Segment Open

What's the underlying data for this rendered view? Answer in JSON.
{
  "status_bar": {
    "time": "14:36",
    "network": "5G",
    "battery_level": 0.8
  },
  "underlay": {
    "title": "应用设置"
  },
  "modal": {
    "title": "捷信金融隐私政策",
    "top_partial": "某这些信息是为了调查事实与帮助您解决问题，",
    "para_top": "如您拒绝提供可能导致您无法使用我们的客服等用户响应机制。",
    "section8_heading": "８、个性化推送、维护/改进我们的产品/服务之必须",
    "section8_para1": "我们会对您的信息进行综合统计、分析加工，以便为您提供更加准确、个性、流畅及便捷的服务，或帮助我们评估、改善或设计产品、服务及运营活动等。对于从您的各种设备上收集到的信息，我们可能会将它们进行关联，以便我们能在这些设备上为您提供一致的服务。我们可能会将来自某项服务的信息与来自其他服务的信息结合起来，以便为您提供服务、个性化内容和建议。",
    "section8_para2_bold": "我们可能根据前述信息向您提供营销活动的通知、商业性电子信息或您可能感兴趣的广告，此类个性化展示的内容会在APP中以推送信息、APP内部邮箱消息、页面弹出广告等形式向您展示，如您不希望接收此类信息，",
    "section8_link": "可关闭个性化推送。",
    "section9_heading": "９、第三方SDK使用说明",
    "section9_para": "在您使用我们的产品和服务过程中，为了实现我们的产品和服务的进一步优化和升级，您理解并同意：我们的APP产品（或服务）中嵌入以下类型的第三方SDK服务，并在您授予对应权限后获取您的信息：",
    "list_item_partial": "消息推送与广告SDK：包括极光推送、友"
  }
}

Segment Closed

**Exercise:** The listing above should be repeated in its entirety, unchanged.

**Answer section:**
What's the underlying data for this rendered view? Answer in JSON.
{
  "status_bar": {
    "time": "14:36",
    "network": "5G",
    "battery_level": 0.8
  },
  "underlay": {
    "title": "应用设置"
  },
  "modal": {
    "title": "捷信金融隐私政策",
    "top_partial": "某这些信息是为了调查事实与帮助您解决问题，",
    "para_top": "如您拒绝提供可能导致您无法使用我们的客服等用户响应机制。",
    "section8_heading": "８、个性化推送、维护/改进我们的产品/服务之必须",
    "section8_para1": "我们会对您的信息进行综合统计、分析加工，以便为您提供更加准确、个性、流畅及便捷的服务，或帮助我们评估、改善或设计产品、服务及运营活动等。对于从您的各种设备上收集到的信息，我们可能会将它们进行关联，以便我们能在这些设备上为您提供一致的服务。我们可能会将来自某项服务的信息与来自其他服务的信息结合起来，以便为您提供服务、个性化内容和建议。",
    "section8_para2_bold": "我们可能根据前述信息向您提供营销活动的通知、商业性电子信息或您可能感兴趣的广告，此类个性化展示的内容会在APP中以推送信息、APP内部邮箱消息、页面弹出广告等形式向您展示，如您不希望接收此类信息，",
    "section8_link": "可关闭个性化推送。",
    "section9_heading": "９、第三方SDK使用说明",
    "section9_para": "在您使用我们的产品和服务过程中，为了实现我们的产品和服务的进一步优化和升级，您理解并同意：我们的APP产品（或服务）中嵌入以下类型的第三方SDK服务，并在您授予对应权限后获取您的信息：",
    "list_item_partial": "消息推送与广告SDK：包括极光推送、友"
  }
}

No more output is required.